## YOUR TASK
Pull from the data below each line where the word "JSON" occurs, and copy it.

☆ ☆ ☆

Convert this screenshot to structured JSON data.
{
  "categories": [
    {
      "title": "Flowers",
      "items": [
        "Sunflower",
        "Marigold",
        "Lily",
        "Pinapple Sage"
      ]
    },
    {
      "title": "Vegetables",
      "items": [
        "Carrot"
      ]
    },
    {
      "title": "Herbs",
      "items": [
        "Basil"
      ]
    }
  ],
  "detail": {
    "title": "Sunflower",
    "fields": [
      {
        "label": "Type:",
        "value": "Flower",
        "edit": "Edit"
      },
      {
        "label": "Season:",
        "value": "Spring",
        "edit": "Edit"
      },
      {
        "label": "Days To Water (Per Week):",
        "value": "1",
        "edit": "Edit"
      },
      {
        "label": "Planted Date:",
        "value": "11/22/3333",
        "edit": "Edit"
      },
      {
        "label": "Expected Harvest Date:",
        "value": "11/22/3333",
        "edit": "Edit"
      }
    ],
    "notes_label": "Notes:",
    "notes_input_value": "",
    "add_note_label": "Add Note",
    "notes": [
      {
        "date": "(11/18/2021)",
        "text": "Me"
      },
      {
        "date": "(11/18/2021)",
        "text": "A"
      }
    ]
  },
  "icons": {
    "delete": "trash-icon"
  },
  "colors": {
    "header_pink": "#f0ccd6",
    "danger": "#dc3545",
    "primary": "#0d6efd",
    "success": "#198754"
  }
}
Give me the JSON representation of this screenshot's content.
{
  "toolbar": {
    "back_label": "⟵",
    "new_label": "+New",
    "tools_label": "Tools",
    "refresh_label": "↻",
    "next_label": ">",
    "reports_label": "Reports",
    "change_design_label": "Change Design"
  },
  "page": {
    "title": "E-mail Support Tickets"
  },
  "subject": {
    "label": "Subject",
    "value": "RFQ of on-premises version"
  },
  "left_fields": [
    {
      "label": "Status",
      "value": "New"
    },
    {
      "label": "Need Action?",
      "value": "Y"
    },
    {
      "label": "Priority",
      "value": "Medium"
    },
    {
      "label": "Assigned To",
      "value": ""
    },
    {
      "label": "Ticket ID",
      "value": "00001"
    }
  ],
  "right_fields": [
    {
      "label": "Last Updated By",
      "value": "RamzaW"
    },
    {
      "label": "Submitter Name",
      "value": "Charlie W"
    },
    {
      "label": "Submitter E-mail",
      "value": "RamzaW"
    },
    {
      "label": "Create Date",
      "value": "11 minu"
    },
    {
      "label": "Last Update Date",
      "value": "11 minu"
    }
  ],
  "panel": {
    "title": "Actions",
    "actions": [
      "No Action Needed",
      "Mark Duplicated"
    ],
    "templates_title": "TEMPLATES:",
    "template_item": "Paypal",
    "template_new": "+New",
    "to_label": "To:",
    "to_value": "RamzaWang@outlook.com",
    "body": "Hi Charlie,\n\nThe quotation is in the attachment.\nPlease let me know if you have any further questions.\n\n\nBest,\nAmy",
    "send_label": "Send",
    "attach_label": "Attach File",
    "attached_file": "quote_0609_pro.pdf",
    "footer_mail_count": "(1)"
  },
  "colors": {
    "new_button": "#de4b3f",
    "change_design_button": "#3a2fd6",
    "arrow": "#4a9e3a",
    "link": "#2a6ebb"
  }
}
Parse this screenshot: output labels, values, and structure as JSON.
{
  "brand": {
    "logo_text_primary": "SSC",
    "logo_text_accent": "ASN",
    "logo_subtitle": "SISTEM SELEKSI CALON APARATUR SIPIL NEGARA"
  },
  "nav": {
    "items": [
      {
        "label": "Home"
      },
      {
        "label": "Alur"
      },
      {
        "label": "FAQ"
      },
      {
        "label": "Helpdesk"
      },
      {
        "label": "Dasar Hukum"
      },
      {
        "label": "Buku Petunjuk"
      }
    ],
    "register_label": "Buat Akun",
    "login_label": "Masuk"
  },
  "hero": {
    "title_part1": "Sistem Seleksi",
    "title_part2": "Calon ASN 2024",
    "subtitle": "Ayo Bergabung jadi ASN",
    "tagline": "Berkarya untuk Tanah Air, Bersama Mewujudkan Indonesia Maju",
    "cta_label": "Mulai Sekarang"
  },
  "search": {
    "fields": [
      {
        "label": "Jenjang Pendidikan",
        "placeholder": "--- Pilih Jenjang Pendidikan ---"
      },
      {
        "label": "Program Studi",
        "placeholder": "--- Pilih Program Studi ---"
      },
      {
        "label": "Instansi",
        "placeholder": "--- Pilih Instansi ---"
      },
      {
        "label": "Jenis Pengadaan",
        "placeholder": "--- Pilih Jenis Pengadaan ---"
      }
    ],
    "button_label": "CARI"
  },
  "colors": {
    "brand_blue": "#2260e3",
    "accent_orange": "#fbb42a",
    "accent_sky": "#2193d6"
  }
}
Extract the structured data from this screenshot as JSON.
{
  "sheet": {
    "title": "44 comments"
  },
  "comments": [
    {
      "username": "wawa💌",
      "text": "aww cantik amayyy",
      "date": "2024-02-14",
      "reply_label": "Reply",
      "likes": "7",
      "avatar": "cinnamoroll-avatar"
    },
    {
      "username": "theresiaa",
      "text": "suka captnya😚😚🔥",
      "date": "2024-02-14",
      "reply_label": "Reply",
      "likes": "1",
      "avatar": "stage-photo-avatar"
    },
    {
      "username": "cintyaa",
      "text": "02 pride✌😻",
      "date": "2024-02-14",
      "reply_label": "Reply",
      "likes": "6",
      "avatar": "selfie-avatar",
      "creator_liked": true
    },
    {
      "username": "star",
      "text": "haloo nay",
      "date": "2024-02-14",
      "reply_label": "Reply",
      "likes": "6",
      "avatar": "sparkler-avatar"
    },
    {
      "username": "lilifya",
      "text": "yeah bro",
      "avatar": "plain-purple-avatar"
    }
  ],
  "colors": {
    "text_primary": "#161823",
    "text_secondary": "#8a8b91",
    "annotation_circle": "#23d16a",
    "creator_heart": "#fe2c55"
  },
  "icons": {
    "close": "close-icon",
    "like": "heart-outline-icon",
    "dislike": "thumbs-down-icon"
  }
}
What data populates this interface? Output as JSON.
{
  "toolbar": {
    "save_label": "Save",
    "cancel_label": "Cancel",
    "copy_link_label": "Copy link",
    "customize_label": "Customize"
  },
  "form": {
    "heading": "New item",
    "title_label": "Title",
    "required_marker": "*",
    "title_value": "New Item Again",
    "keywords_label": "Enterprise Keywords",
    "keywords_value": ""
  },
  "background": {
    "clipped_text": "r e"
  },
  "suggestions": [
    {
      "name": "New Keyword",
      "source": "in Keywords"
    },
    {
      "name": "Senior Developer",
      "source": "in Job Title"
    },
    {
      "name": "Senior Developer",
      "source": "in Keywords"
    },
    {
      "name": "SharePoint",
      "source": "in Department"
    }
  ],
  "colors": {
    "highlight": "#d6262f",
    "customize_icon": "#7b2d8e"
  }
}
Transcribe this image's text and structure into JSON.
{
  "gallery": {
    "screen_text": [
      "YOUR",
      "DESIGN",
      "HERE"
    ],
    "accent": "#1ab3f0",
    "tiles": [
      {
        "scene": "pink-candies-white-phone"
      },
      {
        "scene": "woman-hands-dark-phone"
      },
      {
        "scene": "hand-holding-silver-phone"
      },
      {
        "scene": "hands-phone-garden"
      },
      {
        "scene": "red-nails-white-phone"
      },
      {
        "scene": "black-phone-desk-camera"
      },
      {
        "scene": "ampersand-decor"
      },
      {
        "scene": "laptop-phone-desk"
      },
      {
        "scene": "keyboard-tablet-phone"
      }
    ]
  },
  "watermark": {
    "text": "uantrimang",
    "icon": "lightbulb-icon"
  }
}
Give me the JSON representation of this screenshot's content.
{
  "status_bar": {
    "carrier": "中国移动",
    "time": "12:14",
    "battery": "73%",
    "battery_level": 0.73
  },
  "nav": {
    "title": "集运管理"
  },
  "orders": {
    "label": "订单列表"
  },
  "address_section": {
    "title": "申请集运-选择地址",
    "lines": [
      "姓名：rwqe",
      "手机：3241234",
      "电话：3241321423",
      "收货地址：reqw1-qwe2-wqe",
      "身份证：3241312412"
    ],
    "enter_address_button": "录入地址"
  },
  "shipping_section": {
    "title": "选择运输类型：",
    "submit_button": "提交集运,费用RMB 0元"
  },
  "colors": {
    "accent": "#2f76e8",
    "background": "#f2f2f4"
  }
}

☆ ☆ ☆

## SOLUTION FOR THIS PROBLEM
Convert this screenshot to structured JSON data.
Give me the JSON representation of this screenshot's content.
Parse this screenshot: output labels, values, and structure as JSON.
Extract the structured data from this screenshot as JSON.
What data populates this interface? Output as JSON.
Transcribe this image's text and structure into JSON.
Give me the JSON representation of this screenshot's content.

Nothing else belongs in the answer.